Analysts surveyed by First Call expect the company to lose 40 cents per share for the quarter, compared with 40 cents a year ago.

"CyberCash has a past to live down," said Weil. "They went public too early and promised too much, and that left investors with a bad taste in their mouth."

The company went public in 1996, and its stock soon soared to a high of $66. The shares have traded as low as $6.68 during the past 52 weeks.

"They've been a kind of fallen angel," said Weil. "They were just too optimistic in predicting e-commerce traffic volume in 1996, 1997 and 1998."

"They have good management where they were thin, and now the company just has to execute its business plan," said Baker. "Clearly they have to drive the company to profitability. They have to up-sell. That's what the Street is looking for, and if they can do that they'll be successful."

CyberCash currently serves smaller "mom-and-pop type vendors," according to Baker, and charges 4.3 cents per transaction. He expects CyberCash to offer more services and target larger vendors in the second half of the year.

"The territory is wide open and not fully occupied so they can do it," said Weil. "But there are some big companies in the sector with (recognizable) brand names.
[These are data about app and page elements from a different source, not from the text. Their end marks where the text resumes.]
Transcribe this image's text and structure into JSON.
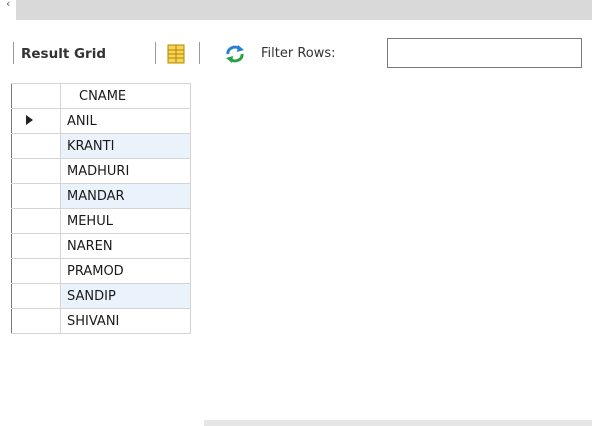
{
  "toolbar": {
    "result_grid_label": "Result Grid",
    "filter_label": "Filter Rows:",
    "filter_value": ""
  },
  "icons": {
    "form_view": "form-editor-icon",
    "refresh": "refresh-icon",
    "selected_row": "current-row-arrow-icon"
  },
  "colors": {
    "alt_row": "#eaf2fb",
    "grid_line": "#d4d4d4"
  },
  "grid": {
    "columns": [
      "CNAME"
    ],
    "rows": [
      "ANIL",
      "KRANTI",
      "MADHURI",
      "MANDAR",
      "MEHUL",
      "NAREN",
      "PRAMOD",
      "SANDIP",
      "SHIVANI"
    ],
    "selected_row_index": 0
  }
}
Yet CyberCash has a good brand name too."

Overall, Weil thinks the sector is beginning to mature. "Signio, which was bought by VeriSign, reported a similar surge in transactions, so it's an industrywide increase across the board, " he said.

"This lends credibility to the CyberCash's claims and leads me to believe that the sector is not just a flash in the pan and that it is coming into its own."